So the only question is when peak oil will hit. And the answer is... we're basically already there. It's been masked because there's been a huge shale oil boom in the US in the last few years. As the Financial Times pointed out last month, if you leave out American shale oil, the global supply actually fell over the last ten years.

Now you may say, "so what?" Shale oil is still oil and overall supply went up, right? Well yes and no. The problem is, shale oil is incredibly expensive to get at, and US producers have to constantly build new rigs and infrastructure to get at the deposits. That only makes sense when oil prices are high, so you'll still make a profit even with all that expense—and prices go up when the supply from elsewhere falls. The whole shale oil boom is basically industrial denial—it only makes sense as a desperate race to keep oil supplies afloat.

Peak oil is happening now or soon, according to pretty much every expert on the planet. There's no plausible scenario that has it later than about 2030.

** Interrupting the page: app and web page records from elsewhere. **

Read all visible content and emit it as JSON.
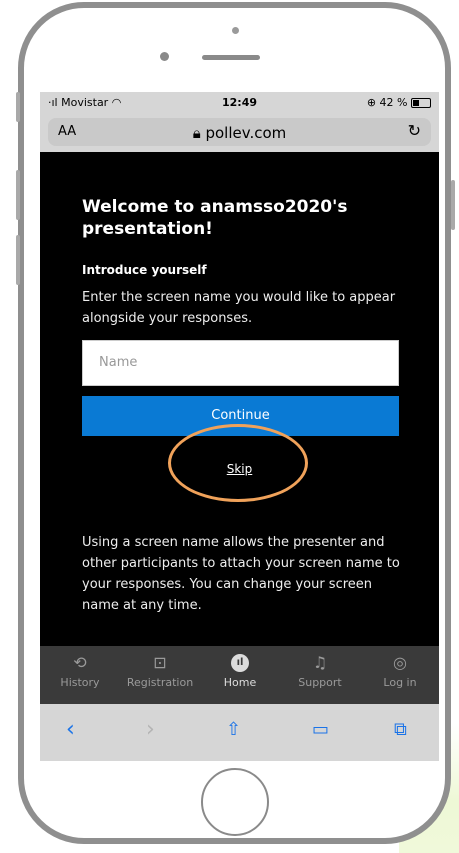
{
  "status": {
    "carrier": "Movistar",
    "time": "12:49",
    "battery": "42 %"
  },
  "browser": {
    "aa": "AA",
    "url": "pollev.com"
  },
  "page": {
    "title": "Welcome to anamsso2020's presentation!",
    "section_heading": "Introduce yourself",
    "instruction": "Enter the screen name you would like to appear alongside your responses.",
    "name_placeholder": "Name",
    "continue_label": "Continue",
    "skip_label": "Skip",
    "info": "Using a screen name allows the presenter and other participants to attach your screen name to your responses. You can change your screen name at any time."
  },
  "tabs": [
    {
      "label": "History",
      "icon": "history-icon"
    },
    {
      "label": "Registration",
      "icon": "registration-icon"
    },
    {
      "label": "Home",
      "icon": "home-icon"
    },
    {
      "label": "Support",
      "icon": "support-icon"
    },
    {
      "label": "Log in",
      "icon": "login-icon"
    }
  ],
  "colors": {
    "accent": "#0a7ad4",
    "highlight_circle": "#f0a25a"
  }
}
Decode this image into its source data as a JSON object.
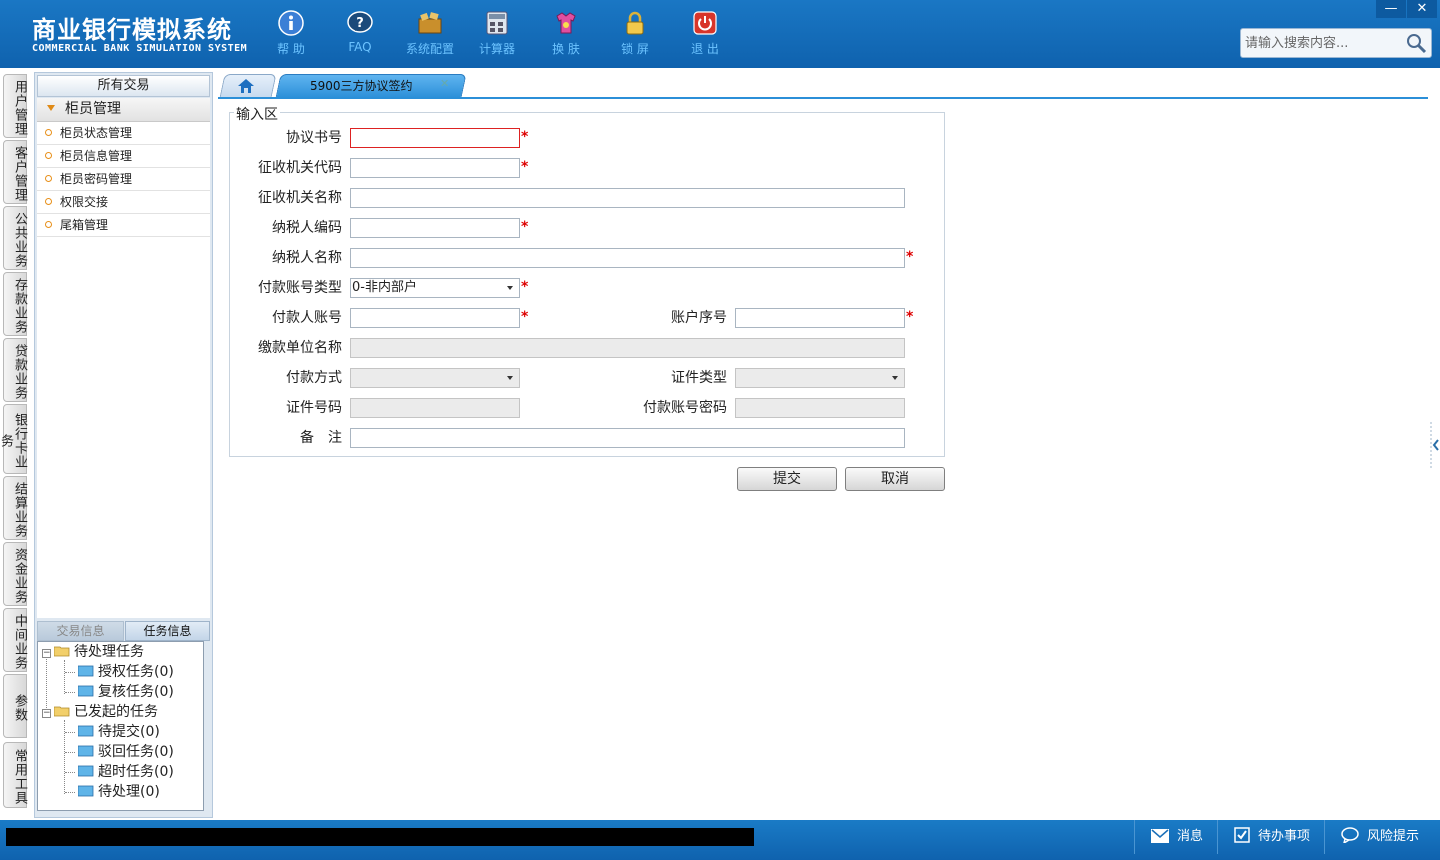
{
  "header": {
    "title_cn": "商业银行模拟系统",
    "title_en": "COMMERCIAL BANK SIMULATION SYSTEM",
    "toolbar": [
      {
        "label": "帮 助",
        "icon": "help-icon"
      },
      {
        "label": "FAQ",
        "icon": "faq-icon"
      },
      {
        "label": "系统配置",
        "icon": "system-config-icon"
      },
      {
        "label": "计算器",
        "icon": "calculator-icon"
      },
      {
        "label": "换 肤",
        "icon": "skin-icon"
      },
      {
        "label": "锁 屏",
        "icon": "lock-icon"
      },
      {
        "label": "退 出",
        "icon": "power-icon"
      }
    ],
    "minimize": "—",
    "close": "✕",
    "search_placeholder": "请输入搜索内容..."
  },
  "vtabs": [
    "用户管理",
    "客户管理",
    "公共业务",
    "存款业务",
    "贷款业务",
    "银行卡业务",
    "结算业务",
    "资金业务",
    "中间业务",
    "参数",
    "常用工具"
  ],
  "left_panel": {
    "header": "所有交易",
    "group": "柜员管理",
    "items": [
      "柜员状态管理",
      "柜员信息管理",
      "柜员密码管理",
      "权限交接",
      "尾箱管理"
    ],
    "info_tabs": [
      "交易信息",
      "任务信息"
    ],
    "tree": {
      "pending": "待处理任务",
      "pending_children": [
        "授权任务(0)",
        "复核任务(0)"
      ],
      "initiated": "已发起的任务",
      "initiated_children": [
        "待提交(0)",
        "驳回任务(0)",
        "超时任务(0)",
        "待处理(0)"
      ]
    }
  },
  "tabs": {
    "active": "5900三方协议签约",
    "close": "✕"
  },
  "form": {
    "legend": "输入区",
    "labels": {
      "agreement_no": "协议书号",
      "collector_code": "征收机关代码",
      "collector_name": "征收机关名称",
      "taxpayer_code": "纳税人编码",
      "taxpayer_name": "纳税人名称",
      "account_type": "付款账号类型",
      "payer_account": "付款人账号",
      "account_seq": "账户序号",
      "payer_unit_name": "缴款单位名称",
      "payment_method": "付款方式",
      "id_type": "证件类型",
      "id_number": "证件号码",
      "account_password": "付款账号密码",
      "remarks": "备　注"
    },
    "values": {
      "account_type": "0-非内部户"
    },
    "required_mark": "*",
    "submit": "提交",
    "cancel": "取消"
  },
  "statusbar": {
    "messages": "消息",
    "todo": "待办事项",
    "risk": "风险提示"
  }
}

Measuring the exact point that it happens isn't easy for a whole bunch of reasons—we don't have perfect information about what's in the ground for a start, and a lot of the people involved in production have a vested interest in keeping things positive. It may be in ten years, it may be this year, it may have already happened. It'll probably be clearer in hindsight, but at this point it doesn't matter that much.

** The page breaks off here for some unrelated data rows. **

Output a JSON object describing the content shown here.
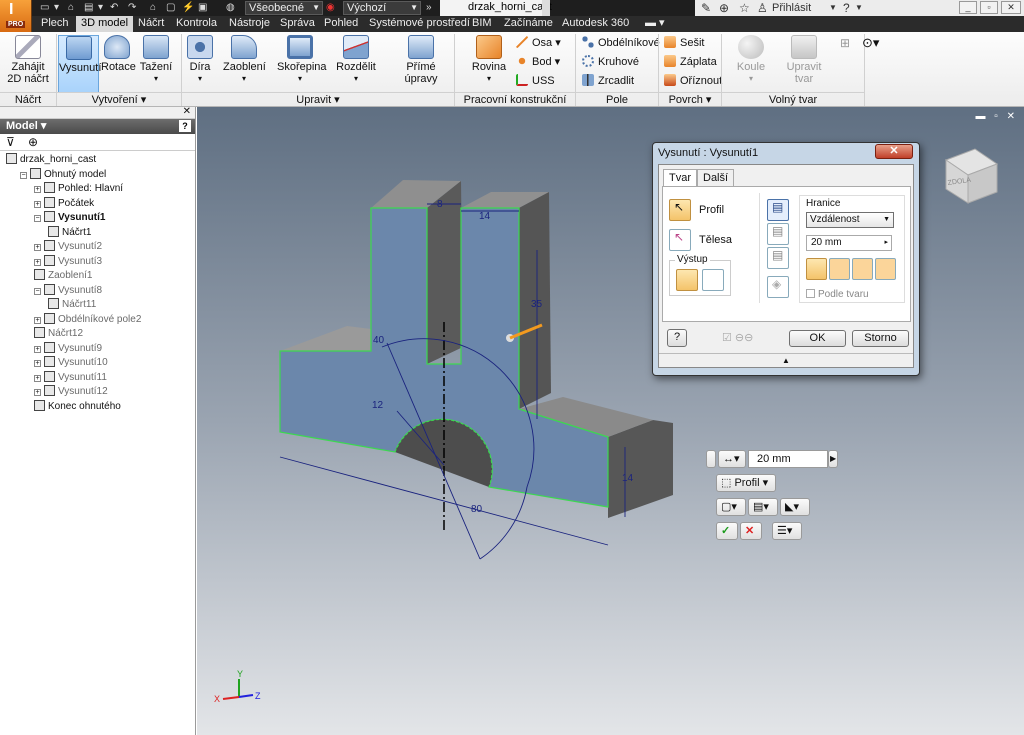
{
  "app": {
    "logo_letter": "I",
    "edition_badge": "PRO"
  },
  "titlebar": {
    "style_combo": "Všeobecné",
    "appearance_combo": "Výchozí",
    "document_tab": "drzak_horni_cast",
    "login": "Přihlásit"
  },
  "ribbon_tabs": [
    "Plech",
    "3D model",
    "Náčrt",
    "Kontrola",
    "Nástroje",
    "Správa",
    "Pohled",
    "Systémové prostředí",
    "BIM",
    "Začínáme",
    "Autodesk 360"
  ],
  "active_tab": "3D model",
  "ribbon": {
    "sketch": {
      "start_2d_sketch": [
        "Zahájit",
        "2D náčrt"
      ],
      "group": "Náčrt"
    },
    "create": {
      "extrude": "Vysunutí",
      "revolve": "Rotace",
      "sweep": "Tažení",
      "group": "Vytvoření"
    },
    "modify": {
      "hole": "Díra",
      "fillet": "Zaoblení",
      "shell": "Skořepina",
      "split": "Rozdělit",
      "direct_edit": "Přímé úpravy",
      "group": "Upravit"
    },
    "work_features": {
      "plane": "Rovina",
      "axis": "Osa",
      "point": "Bod",
      "ucs": "USS",
      "group": "Pracovní konstrukční prvky"
    },
    "pattern": {
      "rectangular": "Obdélníkové",
      "circular": "Kruhové",
      "mirror": "Zrcadlit",
      "group": "Pole"
    },
    "surface": {
      "stitch": "Sešit",
      "patch": "Záplata",
      "trim": "Oříznout",
      "group": "Povrch"
    },
    "freeform": {
      "sphere": "Koule",
      "edit_form": [
        "Upravit",
        "tvar"
      ],
      "group": "Volný tvar"
    }
  },
  "browser": {
    "title": "Model",
    "items": [
      {
        "label": "drzak_horni_cast",
        "indent": 0,
        "expander": "",
        "active": false,
        "dimmed": false
      },
      {
        "label": "Ohnutý model",
        "indent": 1,
        "expander": "−",
        "active": false,
        "dimmed": false
      },
      {
        "label": "Pohled: Hlavní",
        "indent": 2,
        "expander": "+",
        "active": false,
        "dimmed": false
      },
      {
        "label": "Počátek",
        "indent": 2,
        "expander": "+",
        "active": false,
        "dimmed": false
      },
      {
        "label": "Vysunutí1",
        "indent": 2,
        "expander": "−",
        "active": true,
        "dimmed": false
      },
      {
        "label": "Náčrt1",
        "indent": 3,
        "expander": "",
        "active": false,
        "dimmed": false
      },
      {
        "label": "Vysunutí2",
        "indent": 2,
        "expander": "+",
        "active": false,
        "dimmed": true
      },
      {
        "label": "Vysunutí3",
        "indent": 2,
        "expander": "+",
        "active": false,
        "dimmed": true
      },
      {
        "label": "Zaoblení1",
        "indent": 2,
        "expander": "",
        "active": false,
        "dimmed": true
      },
      {
        "label": "Vysunutí8",
        "indent": 2,
        "expander": "−",
        "active": false,
        "dimmed": true
      },
      {
        "label": "Náčrt11",
        "indent": 3,
        "expander": "",
        "active": false,
        "dimmed": true
      },
      {
        "label": "Obdélníkové pole2",
        "indent": 2,
        "expander": "+",
        "active": false,
        "dimmed": true
      },
      {
        "label": "Náčrt12",
        "indent": 2,
        "expander": "",
        "active": false,
        "dimmed": true
      },
      {
        "label": "Vysunutí9",
        "indent": 2,
        "expander": "+",
        "active": false,
        "dimmed": true
      },
      {
        "label": "Vysunutí10",
        "indent": 2,
        "expander": "+",
        "active": false,
        "dimmed": true
      },
      {
        "label": "Vysunutí11",
        "indent": 2,
        "expander": "+",
        "active": false,
        "dimmed": true
      },
      {
        "label": "Vysunutí12",
        "indent": 2,
        "expander": "+",
        "active": false,
        "dimmed": true
      },
      {
        "label": "Konec ohnutého",
        "indent": 2,
        "expander": "",
        "active": false,
        "dimmed": false
      }
    ]
  },
  "viewport": {
    "viewcube_label": "ZDOLA",
    "dimensions": {
      "d8": "8",
      "d14_top": "14",
      "d35": "35",
      "d40": "40",
      "d12": "12",
      "d80": "80",
      "d14_right": "14"
    },
    "triad": {
      "x": "X",
      "y": "Y",
      "z": "Z"
    },
    "mini_toolbar": {
      "distance": "20 mm",
      "profile": "Profil"
    }
  },
  "dialog": {
    "title": "Vysunutí : Vysunutí1",
    "tabs": [
      "Tvar",
      "Další"
    ],
    "profile_label": "Profil",
    "bodies_label": "Tělesa",
    "output_label": "Výstup",
    "extents_label": "Hranice",
    "extents_value": "Vzdálenost",
    "distance_value": "20 mm",
    "match_shape_label": "Podle tvaru",
    "ok": "OK",
    "cancel": "Storno"
  },
  "colors": {
    "face": "#6b87ab",
    "edge": "#3cd850",
    "dim": "#1a237e",
    "accent": "#f39a1f"
  }
}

Pumpjacks on an oil field. Wiki Commons.

Of course for baby boomers brought up on cars and fumes, that's a terrifying prospect. For people of a certain age, cars and petrol were associated with freedom, and having a social life. In 2015, that just isn't true any more. If anything cars are a total pain in the ass—dangerous, labor intensive, hard to park, incredibly expensive, and frustrating to drive on our crowded streets. Trains and taxis are more comfortable, and you can dick about on your iPhone instead of creeping along behind some guy's rear bumper. In 1965, cars were your gateway to the world. In 2015 it's the iPhone, and you can't stare at a screen and drive at the same time.

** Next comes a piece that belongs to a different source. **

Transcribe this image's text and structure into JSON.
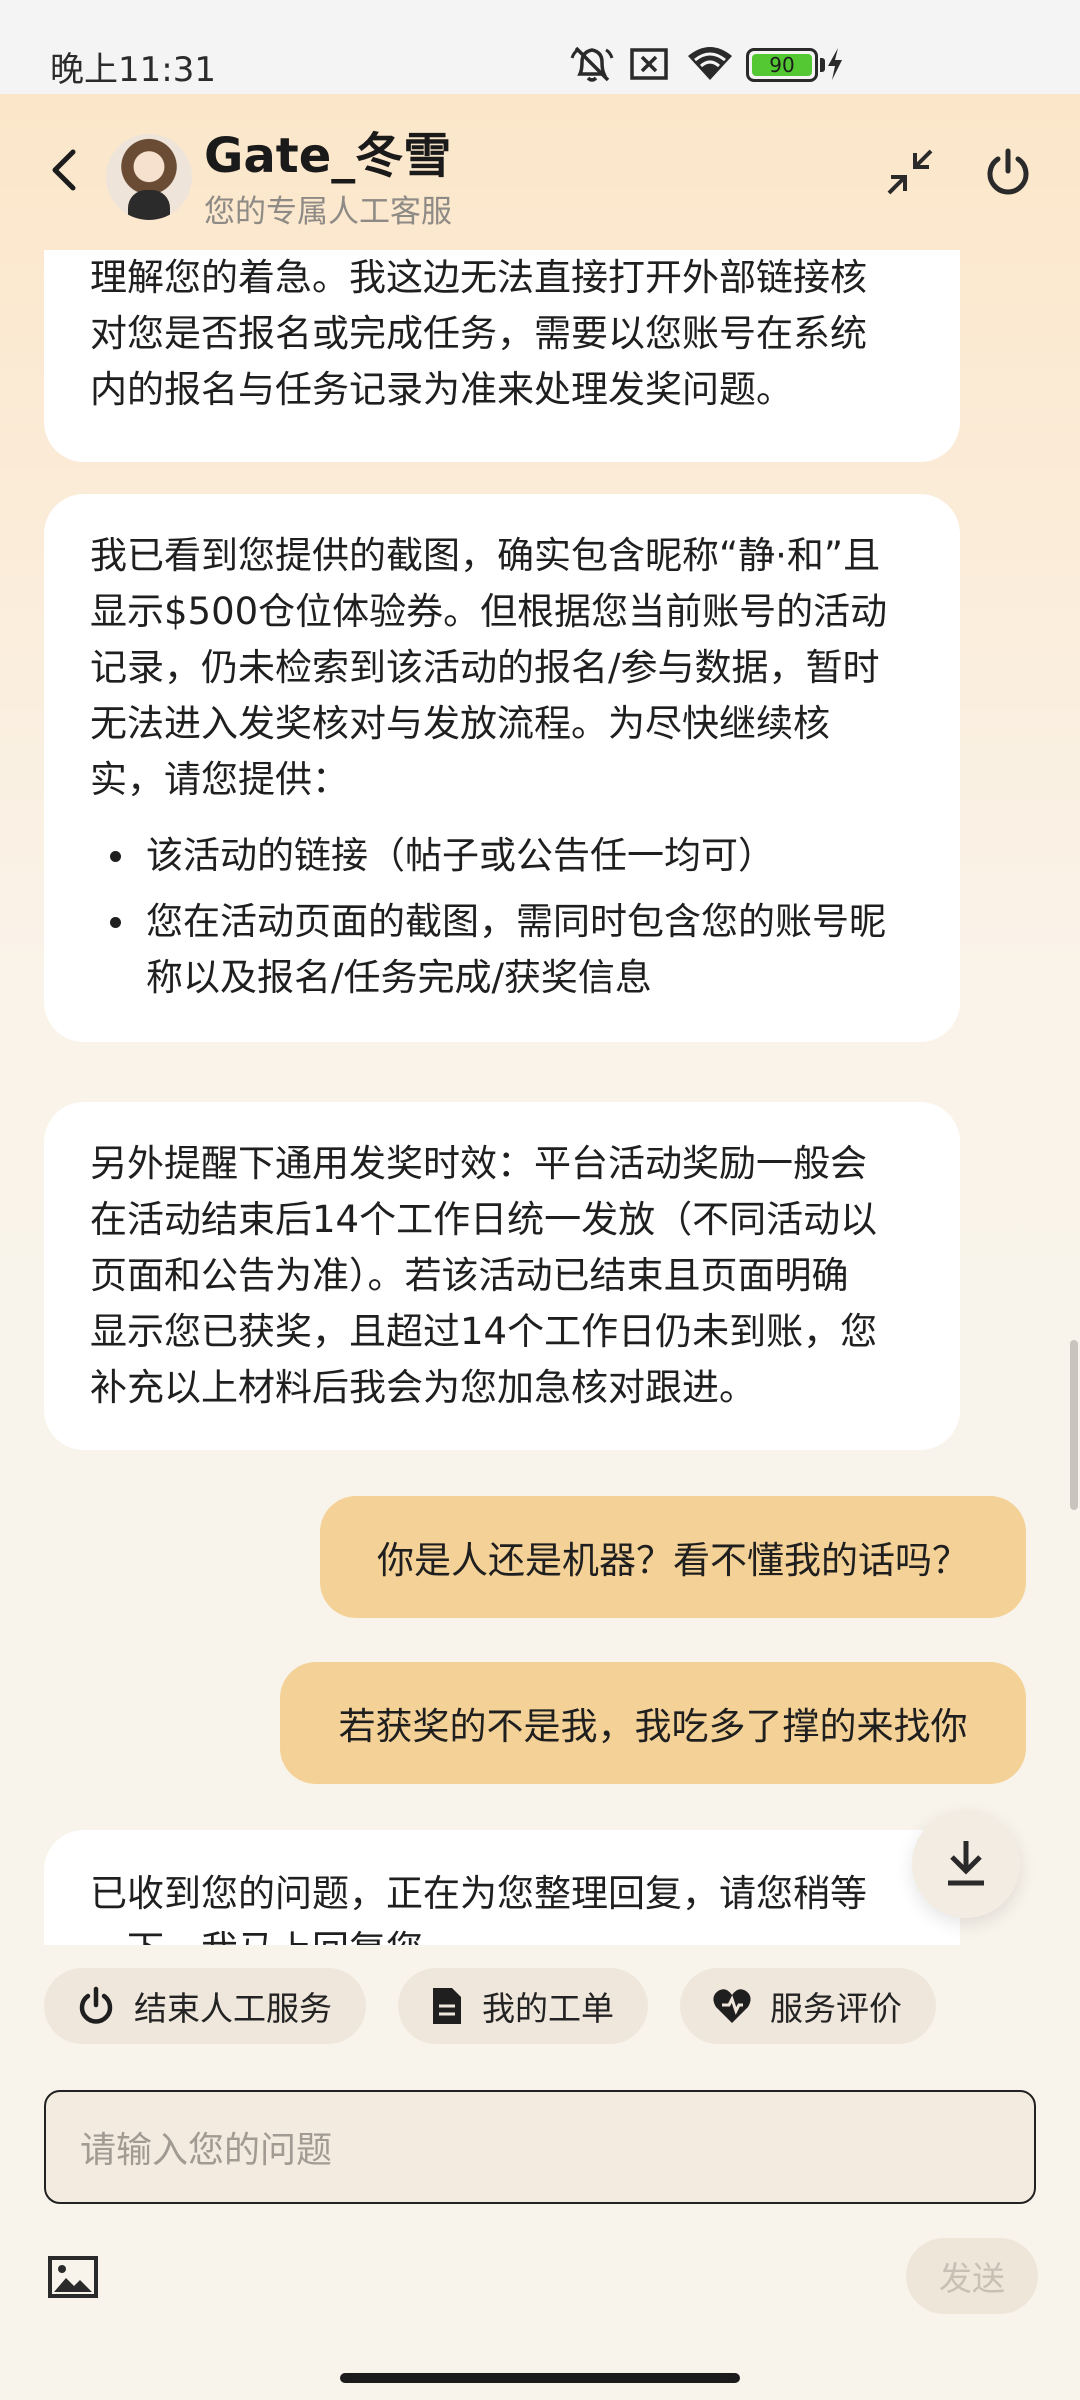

In fact it's amazing how quaint the era of petrol cars seems. The whir of Teslas has drowned out the roar of the V8, and in the next several years self-driving cars from Apple and Google could be trundling along our motorways. The truth is, we've fallen out of love with driving. Never mind peak oil, peak car has already happened in the UK—in fact the amount we drive started to drop about 10-15 years ago.

If cars no longer mean freedom, the same is even more true for petrol. The quest for oil to put in our cars has caused conflict, propped up oppressive regimes, and polluted vast swathes of our own environment. The hundreds of billions being spent on oil and gas exploration look like the desperate scrabbling of a drug addict hunting down the back of a sofa.

The solar eclipse wasn't that impressive here in Maidenhead, a desolate town of pound shops and cheap-suited Tories and shit clubs opened by Gareth Gates, where concrete buildings merge seamlessly into grey oppressive skies and the only sun you'll see was left on the seat of a bus. But still, looking up and imagining the impact a solar eclipse was having on our new, clean energy supply felt pretty good.

Follow Martin on Twitter.

Tagged:
Tech
uk
sky
Science
Oil
Electricity
natural resources
britain
Moon
future
sun
Power
éclipse
oil boom
peak oil
solar eclipse
eclipse selfie
V8
Andrew Neil
baby boomeri